Both men began talking at once, the deputy looking back and forth like a tennis judge before he finally snarled “One at a time!”  and pointed at Don. He was just beginning to get the story when his radio buzzed with static and caused the deputy to hold up a finger in a ‘wait one’ gesture. The radio noise, illegible to either of the combatants was apparently understandable to the deputy who cautioned them to behave themselves and told them he had to go investigate a traffic accident on Harvard Road, just north of the I90 freeway. “Some bird fell out of the sky and broke the windshield of a motorist.” he said over his shoulder to the now kneeling men. “Ran off the road and hit a tree.”

Grousing, but for different reasons, the men got to their feet. The picnic dad stomped back towards his waiting family and Don toward the parking lot and his car. Of course, Don was pretty sure he knew what had caused the traffic accident that had just kept him from a likely trip down to the jail for public disturbance. It was like destiny was calling him with the intent of causing some relationship between Don and law enforcement. He put his car in gear and headed for Harvard Road to see what was left of his AR.Drone and to take responsibility for the bad luck and trouble he’d caused some innocent guy who was probably driving to the hardware store. No doubt carrying a Honey-do list of chores.

There were a couple of Sheriff cars parked at canted angles, their red and blue lights strobing away. An ambulance rested quietly at the roadside. A dark blue Nissan truck leaned against a tree, it’s hood an accordion atop a steaming motor. The truck’s windshield had a spiderweb centered right in line with the drivers eye position in the truck. He looked about for the bright orange and green color splash that would be the remains of his quadcopter, but saw nothing of the sort. There was a deputy standing next to a man who was seated on the back bumper of the ambulance, holding a clot of gauze to his forehead. Another deputy had a kid sitting in the back seat of his car, the door open with the deputy leaning in to talk to the kid. The boy was crying.

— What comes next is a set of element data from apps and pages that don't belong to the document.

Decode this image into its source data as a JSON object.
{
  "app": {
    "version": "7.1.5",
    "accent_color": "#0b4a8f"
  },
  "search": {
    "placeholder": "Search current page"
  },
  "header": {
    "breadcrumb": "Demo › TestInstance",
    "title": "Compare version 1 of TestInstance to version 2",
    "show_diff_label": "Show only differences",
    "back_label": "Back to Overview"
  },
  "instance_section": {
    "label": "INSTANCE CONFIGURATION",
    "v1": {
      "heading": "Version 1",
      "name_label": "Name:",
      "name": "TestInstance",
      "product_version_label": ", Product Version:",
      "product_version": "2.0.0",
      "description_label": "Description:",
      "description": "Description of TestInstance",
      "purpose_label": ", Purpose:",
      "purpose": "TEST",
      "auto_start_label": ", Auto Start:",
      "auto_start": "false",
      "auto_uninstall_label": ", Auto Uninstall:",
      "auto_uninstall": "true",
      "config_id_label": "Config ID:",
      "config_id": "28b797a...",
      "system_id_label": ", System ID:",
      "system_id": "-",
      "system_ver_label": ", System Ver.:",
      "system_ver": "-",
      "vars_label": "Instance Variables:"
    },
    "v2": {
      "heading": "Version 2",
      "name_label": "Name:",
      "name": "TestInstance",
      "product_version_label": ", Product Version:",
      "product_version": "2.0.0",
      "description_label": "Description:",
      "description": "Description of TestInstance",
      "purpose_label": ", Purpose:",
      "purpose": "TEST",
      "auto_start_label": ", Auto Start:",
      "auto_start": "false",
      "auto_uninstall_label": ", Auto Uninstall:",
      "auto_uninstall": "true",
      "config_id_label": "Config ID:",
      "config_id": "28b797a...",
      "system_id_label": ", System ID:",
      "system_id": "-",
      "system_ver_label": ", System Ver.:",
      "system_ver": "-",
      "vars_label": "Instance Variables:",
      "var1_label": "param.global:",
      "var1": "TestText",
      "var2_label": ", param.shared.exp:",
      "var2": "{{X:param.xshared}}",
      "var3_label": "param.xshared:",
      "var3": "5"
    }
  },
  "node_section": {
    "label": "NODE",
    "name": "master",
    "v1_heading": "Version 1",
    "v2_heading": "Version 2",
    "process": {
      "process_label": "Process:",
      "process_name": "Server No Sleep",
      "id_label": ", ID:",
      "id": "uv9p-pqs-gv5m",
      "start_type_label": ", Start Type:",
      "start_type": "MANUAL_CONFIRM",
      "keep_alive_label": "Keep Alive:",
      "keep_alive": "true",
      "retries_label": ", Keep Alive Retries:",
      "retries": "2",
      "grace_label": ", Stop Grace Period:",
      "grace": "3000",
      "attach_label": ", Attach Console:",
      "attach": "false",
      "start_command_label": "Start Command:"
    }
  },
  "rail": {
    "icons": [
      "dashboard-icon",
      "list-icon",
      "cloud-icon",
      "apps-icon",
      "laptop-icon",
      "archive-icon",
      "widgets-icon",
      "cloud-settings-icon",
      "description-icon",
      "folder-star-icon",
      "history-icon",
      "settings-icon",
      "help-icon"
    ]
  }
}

“What happened here?” Don asked another of the people who were gathering to watch the activity. The man told him that the kid in the car had been throwing rocks at road signs and missed, one of his projectiles hitting the Nissan’s windshield. “Well, hunh!” smiled Don, who started back to his car with a growing smile on his face. He thought about the $300 loss he’d be taking what with his AR.Drone gone off to the land of pixies and rainbows –likely stuck at the top of one of the towering evergreens so common to Washington state.

“Coulda been worse.” he mumbled to himself. Putting his car in gear he drove home.